It remains for me to describe the island which lies alongside this peninsula on the south, I mean Cyprus. I have already said that the sea surrounded by Egypt, Phoenicia, Syria, and the rest of the coast as far as Rhodia1
consists approximately of the Aegyptian and Pamphylian Seas and of the sea at the gulf of Issus.
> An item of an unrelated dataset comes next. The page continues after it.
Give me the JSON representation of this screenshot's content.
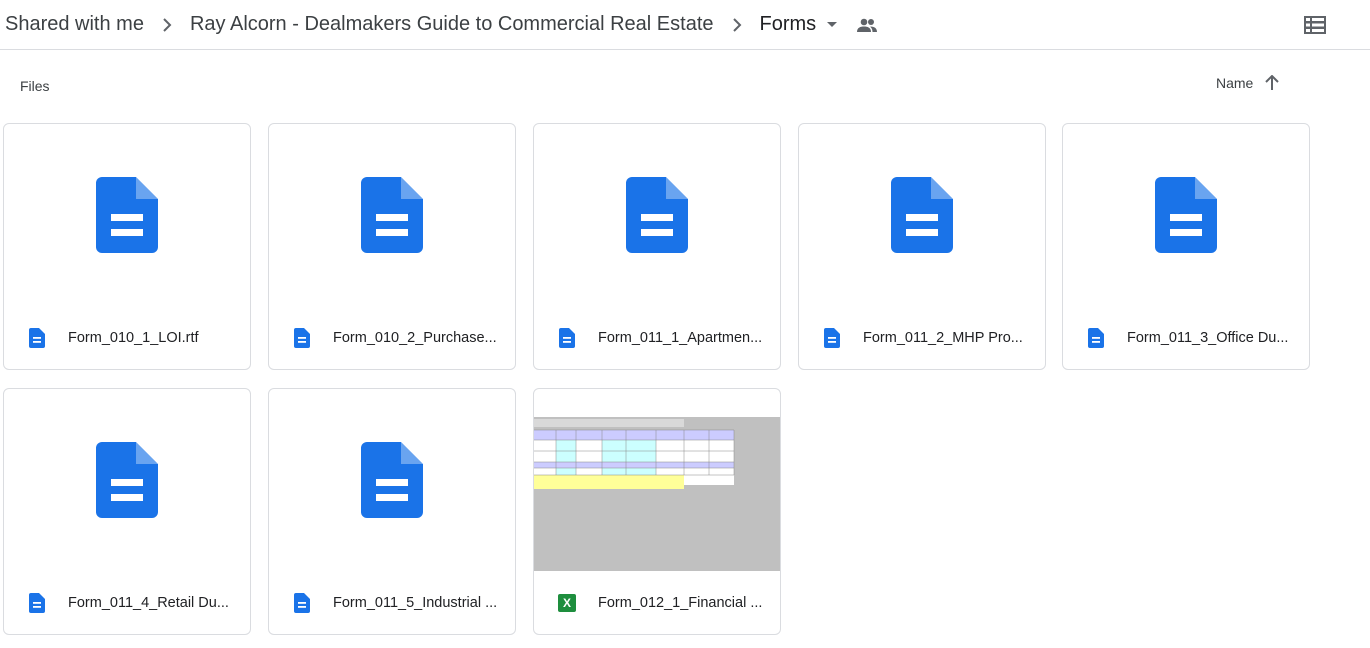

In this last sea lies Cypros; its northern parts closely approach Cilicia Tracheia, where they are closest to the mainland, and its eastern parts border on the Issic Gulf, and its western on the Pamphylian Sea, being washed by that sea, and its southern by the Aegyptian Sea. Now the Aegyptian Sea is confluent on the west with the Libyan and Carpathian Seas, but in its southern and eastern parts borders on Aegypt and the coast next thereafter as far as Seleuceia and lssus, and towards the north on Cypros and the Pamphylian Sea; but the Pamphylian Sea is surrounded on the north by the extremities of Cilicia Tracheia, of Pamphylia, and of Lycia, as far as Rhodia, and on the west by the island of the Rhodians, and on the east by the part of Cypros near Paphos and the Acamas, and on the south is confluent with the Aegyptian Sea.